> **EXERCISE DESCRIPTION**
Copy out the whole listing exactly as written, leaving the pictures behind.

> **DATASET**
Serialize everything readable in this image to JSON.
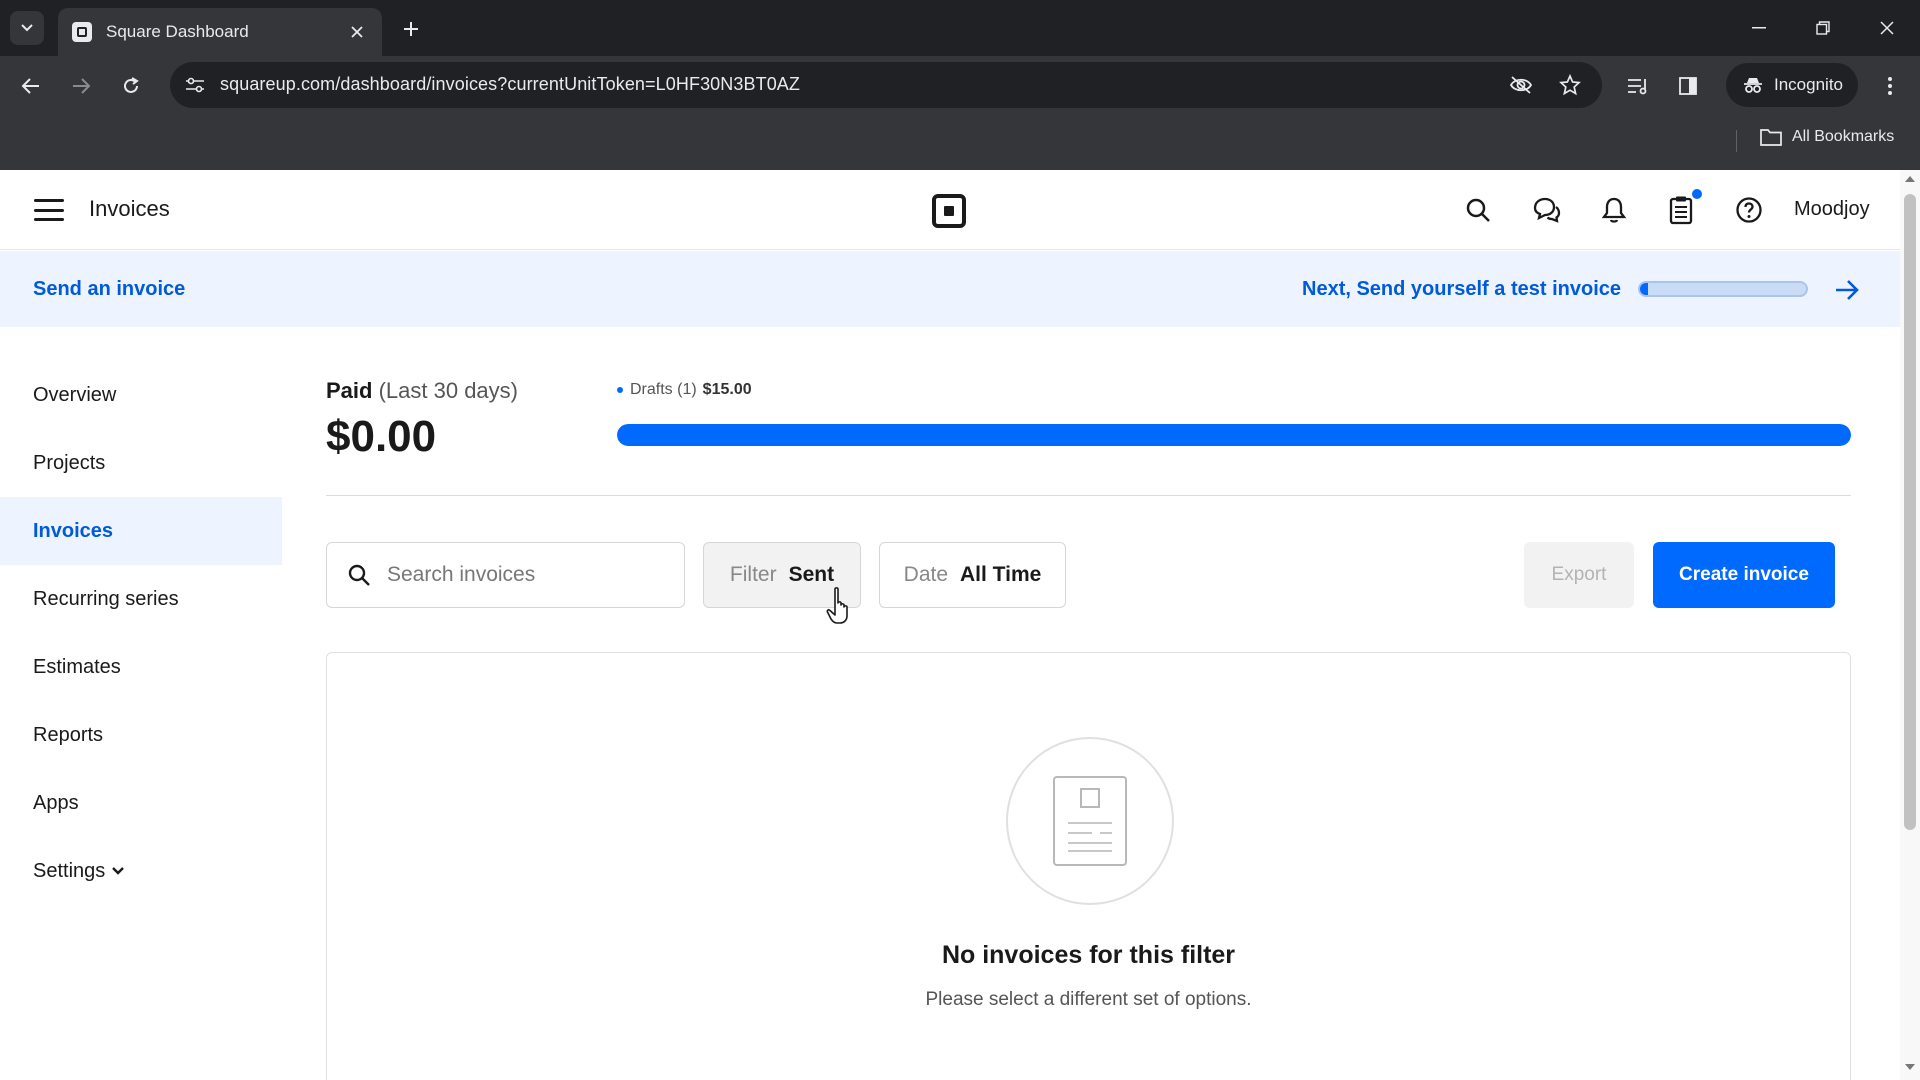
{
  "browser": {
    "tab_title": "Square Dashboard",
    "url": "squareup.com/dashboard/invoices?currentUnitToken=L0HF30N3BT0AZ",
    "incognito_label": "Incognito",
    "bookmarks_label": "All Bookmarks"
  },
  "header": {
    "page_title": "Invoices",
    "user_name": "Moodjoy",
    "icons": [
      "menu-icon",
      "square-logo",
      "search-icon",
      "messages-icon",
      "bell-icon",
      "clipboard-icon",
      "help-icon"
    ]
  },
  "banner": {
    "left_link": "Send an invoice",
    "right_link": "Next, Send yourself a test invoice",
    "progress_fraction": 0.05
  },
  "sidebar": {
    "items": [
      {
        "label": "Overview"
      },
      {
        "label": "Projects"
      },
      {
        "label": "Invoices",
        "active": true
      },
      {
        "label": "Recurring series"
      },
      {
        "label": "Estimates"
      },
      {
        "label": "Reports"
      },
      {
        "label": "Apps"
      },
      {
        "label": "Settings"
      }
    ]
  },
  "summary": {
    "paid_label": "Paid",
    "paid_period": "(Last 30 days)",
    "paid_amount": "$0.00",
    "drafts_label": "Drafts (1)",
    "drafts_amount": "$15.00",
    "drafts_bar_fraction": 1.0
  },
  "controls": {
    "search_placeholder": "Search invoices",
    "filter_key": "Filter",
    "filter_value": "Sent",
    "date_key": "Date",
    "date_value": "All Time",
    "export_label": "Export",
    "create_label": "Create invoice"
  },
  "empty_state": {
    "title": "No invoices for this filter",
    "subtitle": "Please select a different set of options."
  },
  "colors": {
    "accent": "#006aff",
    "link": "#005ad9",
    "banner_bg": "#edf4ff",
    "chrome_dark": "#202124",
    "chrome_mid": "#35363a"
  }
}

> **SOLUTION**
Serialize everything readable in this image to JSON.
{
  "browser": {
    "tab_title": "Square Dashboard",
    "url": "squareup.com/dashboard/invoices?currentUnitToken=L0HF30N3BT0AZ",
    "incognito_label": "Incognito",
    "bookmarks_label": "All Bookmarks"
  },
  "header": {
    "page_title": "Invoices",
    "user_name": "Moodjoy",
    "icons": [
      "menu-icon",
      "square-logo",
      "search-icon",
      "messages-icon",
      "bell-icon",
      "clipboard-icon",
      "help-icon"
    ]
  },
  "banner": {
    "left_link": "Send an invoice",
    "right_link": "Next, Send yourself a test invoice",
    "progress_fraction": 0.05
  },
  "sidebar": {
    "items": [
      {
        "label": "Overview"
      },
      {
        "label": "Projects"
      },
      {
        "label": "Invoices",
        "active": true
      },
      {
        "label": "Recurring series"
      },
      {
        "label": "Estimates"
      },
      {
        "label": "Reports"
      },
      {
        "label": "Apps"
      },
      {
        "label": "Settings"
      }
    ]
  },
  "summary": {
    "paid_label": "Paid",
    "paid_period": "(Last 30 days)",
    "paid_amount": "$0.00",
    "drafts_label": "Drafts (1)",
    "drafts_amount": "$15.00",
    "drafts_bar_fraction": 1.0
  },
  "controls": {
    "search_placeholder": "Search invoices",
    "filter_key": "Filter",
    "filter_value": "Sent",
    "date_key": "Date",
    "date_value": "All Time",
    "export_label": "Export",
    "create_label": "Create invoice"
  },
  "empty_state": {
    "title": "No invoices for this filter",
    "subtitle": "Please select a different set of options."
  },
  "colors": {
    "accent": "#006aff",
    "link": "#005ad9",
    "banner_bg": "#edf4ff",
    "chrome_dark": "#202124",
    "chrome_mid": "#35363a"
  }
}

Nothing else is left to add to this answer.